Speaking of the platinum group metals, it seems that imports by China are picking up. Tougher pollution restrictions and a growing auto industry are increasing demand for PGMs in the Middle Kingdom.
Metals prices are being helped by more weakness in the dollar, which seems unable to establish an uptrend or any safe haven demand over Ukraine. The European Central Bank was talking down the strong euro earlier today, which limited losses by the dollar.
Wall St. opened up, as traders looked to the S&P 500 to continue a winning streak this week. Euro stocks were up on merger and acquisition talk in the pharmaceutical sector, while the Nikkei in Tokyo gave up early gains on weak earnings reports. Hong Kong's Hang Seng index was down as news of a corruption probe against the CEO of a major energy company hit the news. The Shangai index was up on news that the government would be relaxing capital requirements for rural banks, in an effort to help Chinese farmers. Ideas are also circulating on making borrowing by local governments more transparent, with the idea that Beijing will allow local governments to begin borrowing again.
Home prices in the U.S. for February were up 0.6% from January, and up 6.9% year over year. Good news for those who have been underwater in their mortgages. Existing home sales for February were down slightly from January, which was a terrible month for homebuying due to blizzards. Compared to last February, sales were down 7.1%, the steepest one-month decline in three years.
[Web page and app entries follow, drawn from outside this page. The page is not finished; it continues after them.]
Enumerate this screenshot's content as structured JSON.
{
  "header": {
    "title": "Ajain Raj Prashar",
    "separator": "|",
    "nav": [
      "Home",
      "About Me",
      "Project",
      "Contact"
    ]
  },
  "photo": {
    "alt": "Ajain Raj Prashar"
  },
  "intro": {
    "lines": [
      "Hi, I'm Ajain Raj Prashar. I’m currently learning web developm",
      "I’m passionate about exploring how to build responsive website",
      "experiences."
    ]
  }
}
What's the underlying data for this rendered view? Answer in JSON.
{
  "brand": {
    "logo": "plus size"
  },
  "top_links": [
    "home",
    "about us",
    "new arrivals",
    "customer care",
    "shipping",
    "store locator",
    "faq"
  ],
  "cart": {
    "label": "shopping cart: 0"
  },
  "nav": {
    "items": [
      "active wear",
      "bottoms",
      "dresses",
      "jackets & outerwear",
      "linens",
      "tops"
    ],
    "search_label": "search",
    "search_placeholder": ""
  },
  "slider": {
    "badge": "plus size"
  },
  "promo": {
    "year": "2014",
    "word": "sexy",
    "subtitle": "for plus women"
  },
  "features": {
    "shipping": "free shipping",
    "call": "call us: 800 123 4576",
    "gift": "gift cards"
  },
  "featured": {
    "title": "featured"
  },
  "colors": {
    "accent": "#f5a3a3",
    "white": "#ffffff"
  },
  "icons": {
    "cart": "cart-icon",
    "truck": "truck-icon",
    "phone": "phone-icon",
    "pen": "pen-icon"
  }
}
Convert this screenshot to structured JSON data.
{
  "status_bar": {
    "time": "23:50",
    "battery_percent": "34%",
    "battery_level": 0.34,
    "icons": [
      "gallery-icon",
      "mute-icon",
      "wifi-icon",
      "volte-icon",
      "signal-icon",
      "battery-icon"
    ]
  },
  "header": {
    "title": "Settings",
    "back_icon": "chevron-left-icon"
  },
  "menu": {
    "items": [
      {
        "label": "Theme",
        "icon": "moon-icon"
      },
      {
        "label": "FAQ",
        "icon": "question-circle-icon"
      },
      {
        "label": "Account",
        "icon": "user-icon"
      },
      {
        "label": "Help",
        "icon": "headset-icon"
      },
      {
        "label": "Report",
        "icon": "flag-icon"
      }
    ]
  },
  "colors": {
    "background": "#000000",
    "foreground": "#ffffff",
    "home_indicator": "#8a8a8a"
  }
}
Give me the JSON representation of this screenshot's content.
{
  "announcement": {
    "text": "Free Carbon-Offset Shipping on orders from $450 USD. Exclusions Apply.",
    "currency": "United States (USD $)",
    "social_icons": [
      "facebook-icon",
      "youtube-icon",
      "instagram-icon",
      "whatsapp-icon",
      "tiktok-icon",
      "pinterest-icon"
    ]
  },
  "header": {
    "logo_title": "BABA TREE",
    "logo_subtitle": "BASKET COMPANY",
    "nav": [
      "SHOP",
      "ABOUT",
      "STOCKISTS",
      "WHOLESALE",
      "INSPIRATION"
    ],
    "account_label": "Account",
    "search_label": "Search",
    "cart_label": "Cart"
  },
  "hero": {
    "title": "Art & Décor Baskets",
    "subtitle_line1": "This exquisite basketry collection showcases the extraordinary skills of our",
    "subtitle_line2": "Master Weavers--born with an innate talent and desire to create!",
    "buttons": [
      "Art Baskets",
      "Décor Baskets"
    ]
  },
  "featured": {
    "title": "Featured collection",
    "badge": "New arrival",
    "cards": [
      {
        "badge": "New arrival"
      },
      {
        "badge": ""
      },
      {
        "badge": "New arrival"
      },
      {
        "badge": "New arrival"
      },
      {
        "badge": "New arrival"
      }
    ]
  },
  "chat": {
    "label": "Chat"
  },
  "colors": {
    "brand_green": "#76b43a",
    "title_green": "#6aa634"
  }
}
No one wanted to move during the bad weather, which meant fewer homes for sale and fewer buyers.